** Opening MATERIAL PROVIDED block **

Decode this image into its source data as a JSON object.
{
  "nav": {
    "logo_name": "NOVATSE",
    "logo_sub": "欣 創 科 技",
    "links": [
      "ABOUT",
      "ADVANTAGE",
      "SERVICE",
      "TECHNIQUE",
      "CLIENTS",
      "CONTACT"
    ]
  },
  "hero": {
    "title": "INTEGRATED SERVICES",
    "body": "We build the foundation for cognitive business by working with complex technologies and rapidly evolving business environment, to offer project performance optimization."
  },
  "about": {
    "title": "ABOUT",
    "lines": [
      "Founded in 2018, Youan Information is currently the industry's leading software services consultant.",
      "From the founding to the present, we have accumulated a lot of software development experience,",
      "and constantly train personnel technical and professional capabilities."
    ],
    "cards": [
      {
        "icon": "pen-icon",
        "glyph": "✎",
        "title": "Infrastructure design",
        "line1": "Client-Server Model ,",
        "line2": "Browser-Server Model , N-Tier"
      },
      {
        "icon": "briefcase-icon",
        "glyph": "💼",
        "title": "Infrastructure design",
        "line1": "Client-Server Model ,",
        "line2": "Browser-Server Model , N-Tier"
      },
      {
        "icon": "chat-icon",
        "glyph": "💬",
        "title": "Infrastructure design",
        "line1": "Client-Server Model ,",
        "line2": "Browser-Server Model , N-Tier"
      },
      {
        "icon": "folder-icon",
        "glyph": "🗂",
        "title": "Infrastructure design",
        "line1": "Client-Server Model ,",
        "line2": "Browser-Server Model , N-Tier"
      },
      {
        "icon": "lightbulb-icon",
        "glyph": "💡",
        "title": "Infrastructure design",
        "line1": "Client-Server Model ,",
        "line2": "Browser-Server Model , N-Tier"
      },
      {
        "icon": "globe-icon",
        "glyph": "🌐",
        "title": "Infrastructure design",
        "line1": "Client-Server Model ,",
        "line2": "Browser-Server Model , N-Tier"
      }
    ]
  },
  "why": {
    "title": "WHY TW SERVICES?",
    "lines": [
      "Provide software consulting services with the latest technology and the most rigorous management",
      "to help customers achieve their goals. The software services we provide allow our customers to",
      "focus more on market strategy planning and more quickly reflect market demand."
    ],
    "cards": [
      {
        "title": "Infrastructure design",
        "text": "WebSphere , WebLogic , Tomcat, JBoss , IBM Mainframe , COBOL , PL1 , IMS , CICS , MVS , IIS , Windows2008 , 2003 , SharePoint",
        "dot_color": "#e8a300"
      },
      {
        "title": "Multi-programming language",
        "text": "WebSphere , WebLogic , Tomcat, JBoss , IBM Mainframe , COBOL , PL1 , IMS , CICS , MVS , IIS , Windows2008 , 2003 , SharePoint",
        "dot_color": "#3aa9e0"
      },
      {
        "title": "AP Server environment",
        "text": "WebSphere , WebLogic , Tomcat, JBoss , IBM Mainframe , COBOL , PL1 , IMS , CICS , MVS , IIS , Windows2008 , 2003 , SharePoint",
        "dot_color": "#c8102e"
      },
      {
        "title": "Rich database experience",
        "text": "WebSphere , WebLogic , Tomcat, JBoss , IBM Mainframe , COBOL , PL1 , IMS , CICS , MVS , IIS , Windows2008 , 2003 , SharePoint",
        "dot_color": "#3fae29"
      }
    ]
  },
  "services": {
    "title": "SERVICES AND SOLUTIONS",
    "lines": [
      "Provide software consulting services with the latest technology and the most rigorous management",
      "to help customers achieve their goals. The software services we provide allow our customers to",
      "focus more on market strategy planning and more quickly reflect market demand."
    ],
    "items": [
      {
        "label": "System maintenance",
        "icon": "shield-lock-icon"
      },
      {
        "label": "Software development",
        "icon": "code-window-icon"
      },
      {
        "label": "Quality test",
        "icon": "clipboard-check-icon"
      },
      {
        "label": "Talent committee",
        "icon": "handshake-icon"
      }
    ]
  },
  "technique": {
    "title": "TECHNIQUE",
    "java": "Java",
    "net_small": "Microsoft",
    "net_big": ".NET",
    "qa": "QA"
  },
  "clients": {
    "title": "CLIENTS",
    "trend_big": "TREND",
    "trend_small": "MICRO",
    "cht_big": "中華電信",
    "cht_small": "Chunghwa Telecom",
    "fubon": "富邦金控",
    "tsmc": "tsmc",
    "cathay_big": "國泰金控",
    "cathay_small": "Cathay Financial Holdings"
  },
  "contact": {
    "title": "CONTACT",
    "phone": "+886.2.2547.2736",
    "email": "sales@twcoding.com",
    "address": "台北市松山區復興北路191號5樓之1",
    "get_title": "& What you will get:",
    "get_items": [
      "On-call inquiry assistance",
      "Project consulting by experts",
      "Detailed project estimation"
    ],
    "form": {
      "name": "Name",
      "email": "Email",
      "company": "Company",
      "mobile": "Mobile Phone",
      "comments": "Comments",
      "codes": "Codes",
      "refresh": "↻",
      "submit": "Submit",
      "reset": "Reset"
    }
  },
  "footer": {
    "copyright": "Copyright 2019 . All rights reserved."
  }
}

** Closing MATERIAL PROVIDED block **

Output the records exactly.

OUTPUT FOR THIS EXERCISE ->
Decode this image into its source data as a JSON object.
{
  "nav": {
    "logo_name": "NOVATSE",
    "logo_sub": "欣 創 科 技",
    "links": [
      "ABOUT",
      "ADVANTAGE",
      "SERVICE",
      "TECHNIQUE",
      "CLIENTS",
      "CONTACT"
    ]
  },
  "hero": {
    "title": "INTEGRATED SERVICES",
    "body": "We build the foundation for cognitive business by working with complex technologies and rapidly evolving business environment, to offer project performance optimization."
  },
  "about": {
    "title": "ABOUT",
    "lines": [
      "Founded in 2018, Youan Information is currently the industry's leading software services consultant.",
      "From the founding to the present, we have accumulated a lot of software development experience,",
      "and constantly train personnel technical and professional capabilities."
    ],
    "cards": [
      {
        "icon": "pen-icon",
        "glyph": "✎",
        "title": "Infrastructure design",
        "line1": "Client-Server Model ,",
        "line2": "Browser-Server Model , N-Tier"
      },
      {
        "icon": "briefcase-icon",
        "glyph": "💼",
        "title": "Infrastructure design",
        "line1": "Client-Server Model ,",
        "line2": "Browser-Server Model , N-Tier"
      },
      {
        "icon": "chat-icon",
        "glyph": "💬",
        "title": "Infrastructure design",
        "line1": "Client-Server Model ,",
        "line2": "Browser-Server Model , N-Tier"
      },
      {
        "icon": "folder-icon",
        "glyph": "🗂",
        "title": "Infrastructure design",
        "line1": "Client-Server Model ,",
        "line2": "Browser-Server Model , N-Tier"
      },
      {
        "icon": "lightbulb-icon",
        "glyph": "💡",
        "title": "Infrastructure design",
        "line1": "Client-Server Model ,",
        "line2": "Browser-Server Model , N-Tier"
      },
      {
        "icon": "globe-icon",
        "glyph": "🌐",
        "title": "Infrastructure design",
        "line1": "Client-Server Model ,",
        "line2": "Browser-Server Model , N-Tier"
      }
    ]
  },
  "why": {
    "title": "WHY TW SERVICES?",
    "lines": [
      "Provide software consulting services with the latest technology and the most rigorous management",
      "to help customers achieve their goals. The software services we provide allow our customers to",
      "focus more on market strategy planning and more quickly reflect market demand."
    ],
    "cards": [
      {
        "title": "Infrastructure design",
        "text": "WebSphere , WebLogic , Tomcat, JBoss , IBM Mainframe , COBOL , PL1 , IMS , CICS , MVS , IIS , Windows2008 , 2003 , SharePoint",
        "dot_color": "#e8a300"
      },
      {
        "title": "Multi-programming language",
        "text": "WebSphere , WebLogic , Tomcat, JBoss , IBM Mainframe , COBOL , PL1 , IMS , CICS , MVS , IIS , Windows2008 , 2003 , SharePoint",
        "dot_color": "#3aa9e0"
      },
      {
        "title": "AP Server environment",
        "text": "WebSphere , WebLogic , Tomcat, JBoss , IBM Mainframe , COBOL , PL1 , IMS , CICS , MVS , IIS , Windows2008 , 2003 , SharePoint",
        "dot_color": "#c8102e"
      },
      {
        "title": "Rich database experience",
        "text": "WebSphere , WebLogic , Tomcat, JBoss , IBM Mainframe , COBOL , PL1 , IMS , CICS , MVS , IIS , Windows2008 , 2003 , SharePoint",
        "dot_color": "#3fae29"
      }
    ]
  },
  "services": {
    "title": "SERVICES AND SOLUTIONS",
    "lines": [
      "Provide software consulting services with the latest technology and the most rigorous management",
      "to help customers achieve their goals. The software services we provide allow our customers to",
      "focus more on market strategy planning and more quickly reflect market demand."
    ],
    "items": [
      {
        "label": "System maintenance",
        "icon": "shield-lock-icon"
      },
      {
        "label": "Software development",
        "icon": "code-window-icon"
      },
      {
        "label": "Quality test",
        "icon": "clipboard-check-icon"
      },
      {
        "label": "Talent committee",
        "icon": "handshake-icon"
      }
    ]
  },
  "technique": {
    "title": "TECHNIQUE",
    "java": "Java",
    "net_small": "Microsoft",
    "net_big": ".NET",
    "qa": "QA"
  },
  "clients": {
    "title": "CLIENTS",
    "trend_big": "TREND",
    "trend_small": "MICRO",
    "cht_big": "中華電信",
    "cht_small": "Chunghwa Telecom",
    "fubon": "富邦金控",
    "tsmc": "tsmc",
    "cathay_big": "國泰金控",
    "cathay_small": "Cathay Financial Holdings"
  },
  "contact": {
    "title": "CONTACT",
    "phone": "+886.2.2547.2736",
    "email": "sales@twcoding.com",
    "address": "台北市松山區復興北路191號5樓之1",
    "get_title": "& What you will get:",
    "get_items": [
      "On-call inquiry assistance",
      "Project consulting by experts",
      "Detailed project estimation"
    ],
    "form": {
      "name": "Name",
      "email": "Email",
      "company": "Company",
      "mobile": "Mobile Phone",
      "comments": "Comments",
      "codes": "Codes",
      "refresh": "↻",
      "submit": "Submit",
      "reset": "Reset"
    }
  },
  "footer": {
    "copyright": "Copyright 2019 . All rights reserved."
  }
}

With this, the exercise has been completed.